**EXERCISE GOAL:**
Which lines of the entries contain the string "delay"? Please find them and copy them.

Items from an interface collection
↓↓↓

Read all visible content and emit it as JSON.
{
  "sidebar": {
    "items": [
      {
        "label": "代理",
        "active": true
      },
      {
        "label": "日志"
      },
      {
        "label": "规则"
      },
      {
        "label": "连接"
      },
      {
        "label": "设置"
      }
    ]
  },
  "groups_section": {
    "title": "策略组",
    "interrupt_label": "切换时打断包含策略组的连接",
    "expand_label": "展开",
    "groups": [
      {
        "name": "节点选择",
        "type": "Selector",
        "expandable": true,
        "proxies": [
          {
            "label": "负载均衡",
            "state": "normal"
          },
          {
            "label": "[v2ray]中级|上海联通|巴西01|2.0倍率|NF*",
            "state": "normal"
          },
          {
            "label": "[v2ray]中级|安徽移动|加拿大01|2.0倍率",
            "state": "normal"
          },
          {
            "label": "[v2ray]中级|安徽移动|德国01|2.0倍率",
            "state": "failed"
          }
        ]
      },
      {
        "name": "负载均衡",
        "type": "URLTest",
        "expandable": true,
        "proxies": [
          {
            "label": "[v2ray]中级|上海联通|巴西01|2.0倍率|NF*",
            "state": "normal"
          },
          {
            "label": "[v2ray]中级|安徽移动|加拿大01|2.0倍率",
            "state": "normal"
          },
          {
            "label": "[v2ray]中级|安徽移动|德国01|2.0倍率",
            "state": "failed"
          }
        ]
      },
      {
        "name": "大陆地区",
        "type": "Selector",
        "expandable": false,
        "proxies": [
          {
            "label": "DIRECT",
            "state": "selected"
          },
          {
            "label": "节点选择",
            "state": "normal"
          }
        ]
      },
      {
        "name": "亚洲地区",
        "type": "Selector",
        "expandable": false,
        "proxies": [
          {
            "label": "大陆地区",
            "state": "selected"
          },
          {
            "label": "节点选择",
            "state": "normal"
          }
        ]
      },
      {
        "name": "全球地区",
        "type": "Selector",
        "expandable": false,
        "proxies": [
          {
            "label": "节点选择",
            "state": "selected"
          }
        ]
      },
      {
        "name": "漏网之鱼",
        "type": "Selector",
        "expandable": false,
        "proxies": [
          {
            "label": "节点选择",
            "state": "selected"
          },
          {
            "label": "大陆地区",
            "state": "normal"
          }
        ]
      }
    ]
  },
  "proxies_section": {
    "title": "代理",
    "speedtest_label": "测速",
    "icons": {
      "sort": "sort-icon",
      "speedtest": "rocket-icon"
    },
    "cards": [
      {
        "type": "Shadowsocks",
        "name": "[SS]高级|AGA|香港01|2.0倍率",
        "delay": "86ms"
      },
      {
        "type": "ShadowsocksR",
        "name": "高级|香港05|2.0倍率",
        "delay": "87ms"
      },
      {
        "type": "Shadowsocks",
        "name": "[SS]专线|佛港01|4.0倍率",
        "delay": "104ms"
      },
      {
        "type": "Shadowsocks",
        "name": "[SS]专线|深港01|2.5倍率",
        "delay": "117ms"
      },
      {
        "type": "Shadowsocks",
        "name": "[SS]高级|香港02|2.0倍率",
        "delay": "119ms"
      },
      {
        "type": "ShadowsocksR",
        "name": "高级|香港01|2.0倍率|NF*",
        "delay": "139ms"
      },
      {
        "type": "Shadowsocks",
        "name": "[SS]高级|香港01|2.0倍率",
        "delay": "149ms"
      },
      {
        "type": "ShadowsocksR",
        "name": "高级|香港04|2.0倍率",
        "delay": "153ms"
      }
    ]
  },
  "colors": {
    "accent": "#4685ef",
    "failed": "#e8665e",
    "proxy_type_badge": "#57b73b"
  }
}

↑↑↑

**RESULT BELOW:**
        "delay": "86ms"
        "delay": "87ms"
        "delay": "104ms"
        "delay": "117ms"
        "delay": "119ms"
        "delay": "139ms"
        "delay": "149ms"
        "delay": "153ms"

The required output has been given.